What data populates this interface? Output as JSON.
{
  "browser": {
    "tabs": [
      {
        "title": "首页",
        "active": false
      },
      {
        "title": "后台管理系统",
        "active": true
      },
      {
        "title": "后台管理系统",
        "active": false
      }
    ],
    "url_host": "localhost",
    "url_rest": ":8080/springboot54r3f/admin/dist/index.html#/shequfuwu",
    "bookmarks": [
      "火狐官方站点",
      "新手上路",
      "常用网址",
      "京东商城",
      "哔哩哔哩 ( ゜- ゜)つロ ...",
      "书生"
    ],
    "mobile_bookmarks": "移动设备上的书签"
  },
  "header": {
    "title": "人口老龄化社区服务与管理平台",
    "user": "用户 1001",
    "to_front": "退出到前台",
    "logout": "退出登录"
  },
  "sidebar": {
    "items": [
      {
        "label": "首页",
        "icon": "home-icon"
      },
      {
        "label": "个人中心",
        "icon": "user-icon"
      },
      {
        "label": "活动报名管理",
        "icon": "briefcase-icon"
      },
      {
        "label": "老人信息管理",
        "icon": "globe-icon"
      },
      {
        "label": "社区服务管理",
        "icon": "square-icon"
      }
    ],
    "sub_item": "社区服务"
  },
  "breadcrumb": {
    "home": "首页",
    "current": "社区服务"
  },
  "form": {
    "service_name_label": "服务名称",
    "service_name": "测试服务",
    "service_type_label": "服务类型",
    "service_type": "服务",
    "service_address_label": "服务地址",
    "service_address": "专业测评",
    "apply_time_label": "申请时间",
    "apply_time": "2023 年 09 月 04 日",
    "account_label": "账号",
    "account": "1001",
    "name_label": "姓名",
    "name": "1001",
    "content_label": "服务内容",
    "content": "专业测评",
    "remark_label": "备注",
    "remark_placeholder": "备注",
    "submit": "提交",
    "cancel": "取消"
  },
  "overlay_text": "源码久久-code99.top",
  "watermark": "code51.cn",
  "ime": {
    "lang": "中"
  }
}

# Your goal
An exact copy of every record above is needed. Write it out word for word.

# Exercise response
What data populates this interface? Output as JSON.
{
  "browser": {
    "tabs": [
      {
        "title": "首页",
        "active": false
      },
      {
        "title": "后台管理系统",
        "active": true
      },
      {
        "title": "后台管理系统",
        "active": false
      }
    ],
    "url_host": "localhost",
    "url_rest": ":8080/springboot54r3f/admin/dist/index.html#/shequfuwu",
    "bookmarks": [
      "火狐官方站点",
      "新手上路",
      "常用网址",
      "京东商城",
      "哔哩哔哩 ( ゜- ゜)つロ ...",
      "书生"
    ],
    "mobile_bookmarks": "移动设备上的书签"
  },
  "header": {
    "title": "人口老龄化社区服务与管理平台",
    "user": "用户 1001",
    "to_front": "退出到前台",
    "logout": "退出登录"
  },
  "sidebar": {
    "items": [
      {
        "label": "首页",
        "icon": "home-icon"
      },
      {
        "label": "个人中心",
        "icon": "user-icon"
      },
      {
        "label": "活动报名管理",
        "icon": "briefcase-icon"
      },
      {
        "label": "老人信息管理",
        "icon": "globe-icon"
      },
      {
        "label": "社区服务管理",
        "icon": "square-icon"
      }
    ],
    "sub_item": "社区服务"
  },
  "breadcrumb": {
    "home": "首页",
    "current": "社区服务"
  },
  "form": {
    "service_name_label": "服务名称",
    "service_name": "测试服务",
    "service_type_label": "服务类型",
    "service_type": "服务",
    "service_address_label": "服务地址",
    "service_address": "专业测评",
    "apply_time_label": "申请时间",
    "apply_time": "2023 年 09 月 04 日",
    "account_label": "账号",
    "account": "1001",
    "name_label": "姓名",
    "name": "1001",
    "content_label": "服务内容",
    "content": "专业测评",
    "remark_label": "备注",
    "remark_placeholder": "备注",
    "submit": "提交",
    "cancel": "取消"
  },
  "overlay_text": "源码久久-code99.top",
  "watermark": "code51.cn",
  "ime": {
    "lang": "中"
  }
}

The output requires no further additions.